:: Problem details ::
Each line of the data that includes "grove" must be copied.
[[ Available data open ]]
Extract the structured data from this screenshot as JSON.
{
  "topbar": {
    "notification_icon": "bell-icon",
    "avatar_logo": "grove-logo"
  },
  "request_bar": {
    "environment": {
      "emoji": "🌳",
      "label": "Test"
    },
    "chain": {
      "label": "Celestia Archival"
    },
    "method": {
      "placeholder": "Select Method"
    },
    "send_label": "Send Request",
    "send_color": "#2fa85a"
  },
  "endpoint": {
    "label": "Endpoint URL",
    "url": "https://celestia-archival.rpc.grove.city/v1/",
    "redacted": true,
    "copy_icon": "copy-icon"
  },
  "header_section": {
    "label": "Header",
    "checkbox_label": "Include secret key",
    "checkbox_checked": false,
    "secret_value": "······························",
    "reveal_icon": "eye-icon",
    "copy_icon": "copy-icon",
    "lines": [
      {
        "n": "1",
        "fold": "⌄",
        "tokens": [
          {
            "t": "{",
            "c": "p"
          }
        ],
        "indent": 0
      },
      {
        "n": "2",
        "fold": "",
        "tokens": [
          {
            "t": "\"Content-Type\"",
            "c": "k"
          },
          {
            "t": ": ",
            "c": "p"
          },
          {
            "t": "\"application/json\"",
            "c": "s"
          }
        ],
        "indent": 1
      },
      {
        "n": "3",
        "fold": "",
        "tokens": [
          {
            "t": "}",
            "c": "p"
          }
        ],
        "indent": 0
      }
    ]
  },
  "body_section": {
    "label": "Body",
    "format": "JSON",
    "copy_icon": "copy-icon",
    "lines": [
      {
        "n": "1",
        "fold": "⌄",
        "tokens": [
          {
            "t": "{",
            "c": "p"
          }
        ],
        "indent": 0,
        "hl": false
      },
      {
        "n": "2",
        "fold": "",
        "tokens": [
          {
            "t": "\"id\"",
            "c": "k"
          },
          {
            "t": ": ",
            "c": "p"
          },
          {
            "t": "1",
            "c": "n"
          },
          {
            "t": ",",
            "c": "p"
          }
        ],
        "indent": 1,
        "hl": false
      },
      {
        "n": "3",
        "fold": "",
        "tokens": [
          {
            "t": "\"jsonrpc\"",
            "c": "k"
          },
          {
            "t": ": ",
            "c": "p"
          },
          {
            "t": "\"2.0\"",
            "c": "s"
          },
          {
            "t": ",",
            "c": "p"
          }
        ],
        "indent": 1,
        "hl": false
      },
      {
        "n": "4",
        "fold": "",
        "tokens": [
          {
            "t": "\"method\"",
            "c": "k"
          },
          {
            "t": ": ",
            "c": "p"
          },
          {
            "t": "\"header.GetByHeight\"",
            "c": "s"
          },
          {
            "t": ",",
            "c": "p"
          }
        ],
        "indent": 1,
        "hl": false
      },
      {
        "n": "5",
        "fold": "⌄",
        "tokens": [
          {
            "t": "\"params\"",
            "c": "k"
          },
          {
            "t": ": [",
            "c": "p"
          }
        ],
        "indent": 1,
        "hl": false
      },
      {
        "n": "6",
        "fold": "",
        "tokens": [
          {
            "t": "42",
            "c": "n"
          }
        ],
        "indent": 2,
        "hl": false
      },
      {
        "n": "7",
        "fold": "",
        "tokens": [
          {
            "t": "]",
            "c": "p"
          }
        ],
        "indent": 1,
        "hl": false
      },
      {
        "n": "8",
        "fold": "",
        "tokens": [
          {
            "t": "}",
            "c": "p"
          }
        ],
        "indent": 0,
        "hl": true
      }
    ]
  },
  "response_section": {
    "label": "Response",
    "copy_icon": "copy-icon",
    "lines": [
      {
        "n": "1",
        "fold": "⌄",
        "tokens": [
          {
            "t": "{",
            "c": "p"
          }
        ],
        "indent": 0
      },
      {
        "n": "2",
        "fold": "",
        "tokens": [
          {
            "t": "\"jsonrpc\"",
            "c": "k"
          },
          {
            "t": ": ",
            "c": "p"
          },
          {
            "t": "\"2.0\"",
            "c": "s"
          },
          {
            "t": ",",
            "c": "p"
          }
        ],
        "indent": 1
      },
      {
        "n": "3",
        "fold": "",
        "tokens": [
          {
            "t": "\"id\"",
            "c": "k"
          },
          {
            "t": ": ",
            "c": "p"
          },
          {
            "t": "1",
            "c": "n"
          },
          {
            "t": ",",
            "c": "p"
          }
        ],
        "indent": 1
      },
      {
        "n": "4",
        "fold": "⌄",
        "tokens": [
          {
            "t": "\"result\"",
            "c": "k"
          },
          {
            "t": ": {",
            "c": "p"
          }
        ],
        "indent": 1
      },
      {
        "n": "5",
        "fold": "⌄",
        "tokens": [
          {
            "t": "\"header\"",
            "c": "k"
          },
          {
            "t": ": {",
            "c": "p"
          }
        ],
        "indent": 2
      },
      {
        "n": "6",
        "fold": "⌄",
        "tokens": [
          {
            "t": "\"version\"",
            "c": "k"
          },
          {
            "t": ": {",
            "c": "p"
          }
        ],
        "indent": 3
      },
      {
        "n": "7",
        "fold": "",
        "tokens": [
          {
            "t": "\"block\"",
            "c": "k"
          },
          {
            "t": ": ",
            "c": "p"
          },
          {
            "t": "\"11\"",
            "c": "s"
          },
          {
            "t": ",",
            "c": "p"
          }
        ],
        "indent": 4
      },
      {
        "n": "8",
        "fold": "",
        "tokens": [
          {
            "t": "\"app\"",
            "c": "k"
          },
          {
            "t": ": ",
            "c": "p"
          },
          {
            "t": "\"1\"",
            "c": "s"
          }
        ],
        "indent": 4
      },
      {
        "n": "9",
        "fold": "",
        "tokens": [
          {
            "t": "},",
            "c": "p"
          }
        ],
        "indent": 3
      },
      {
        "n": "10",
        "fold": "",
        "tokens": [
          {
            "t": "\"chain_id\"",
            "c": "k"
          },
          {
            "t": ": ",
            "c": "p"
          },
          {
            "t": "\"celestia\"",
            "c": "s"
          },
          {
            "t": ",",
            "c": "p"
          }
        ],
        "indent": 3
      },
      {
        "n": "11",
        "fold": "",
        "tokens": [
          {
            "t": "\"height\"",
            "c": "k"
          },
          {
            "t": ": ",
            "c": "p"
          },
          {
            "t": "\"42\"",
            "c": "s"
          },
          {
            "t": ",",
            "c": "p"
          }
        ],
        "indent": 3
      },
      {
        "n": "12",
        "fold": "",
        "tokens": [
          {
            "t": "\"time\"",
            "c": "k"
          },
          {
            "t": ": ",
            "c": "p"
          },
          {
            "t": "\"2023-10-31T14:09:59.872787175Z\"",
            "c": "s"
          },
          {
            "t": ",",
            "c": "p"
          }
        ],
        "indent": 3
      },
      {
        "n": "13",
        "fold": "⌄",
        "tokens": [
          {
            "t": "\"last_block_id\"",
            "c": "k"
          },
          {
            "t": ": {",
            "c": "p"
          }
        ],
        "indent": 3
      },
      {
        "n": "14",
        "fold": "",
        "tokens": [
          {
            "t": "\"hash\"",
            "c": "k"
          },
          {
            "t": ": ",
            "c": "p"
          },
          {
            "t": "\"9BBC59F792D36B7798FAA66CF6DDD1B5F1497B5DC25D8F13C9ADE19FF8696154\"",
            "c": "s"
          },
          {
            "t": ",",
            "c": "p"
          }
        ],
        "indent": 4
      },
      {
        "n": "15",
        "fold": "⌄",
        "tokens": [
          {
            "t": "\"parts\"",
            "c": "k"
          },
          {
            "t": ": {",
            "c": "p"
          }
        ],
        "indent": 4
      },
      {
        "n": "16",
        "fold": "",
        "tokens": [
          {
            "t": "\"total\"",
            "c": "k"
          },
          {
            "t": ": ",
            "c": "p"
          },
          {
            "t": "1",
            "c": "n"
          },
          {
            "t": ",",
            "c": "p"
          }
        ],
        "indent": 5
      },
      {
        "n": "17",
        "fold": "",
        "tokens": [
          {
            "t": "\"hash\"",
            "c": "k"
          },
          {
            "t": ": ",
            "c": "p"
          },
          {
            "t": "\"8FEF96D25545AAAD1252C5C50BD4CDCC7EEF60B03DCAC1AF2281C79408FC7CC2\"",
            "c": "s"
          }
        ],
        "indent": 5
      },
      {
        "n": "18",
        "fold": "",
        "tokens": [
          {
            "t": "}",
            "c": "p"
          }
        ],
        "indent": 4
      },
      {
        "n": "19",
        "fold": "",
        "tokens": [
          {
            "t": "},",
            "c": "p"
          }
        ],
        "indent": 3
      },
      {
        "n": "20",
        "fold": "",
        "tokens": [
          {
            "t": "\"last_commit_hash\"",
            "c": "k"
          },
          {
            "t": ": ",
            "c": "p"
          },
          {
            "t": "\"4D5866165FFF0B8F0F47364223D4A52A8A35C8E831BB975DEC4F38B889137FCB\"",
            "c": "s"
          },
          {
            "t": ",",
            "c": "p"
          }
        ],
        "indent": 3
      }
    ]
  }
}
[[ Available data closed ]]
:: Finished task ::
    "avatar_logo": "grove-logo"
    "url": "https://celestia-archival.rpc.grove.city/v1/",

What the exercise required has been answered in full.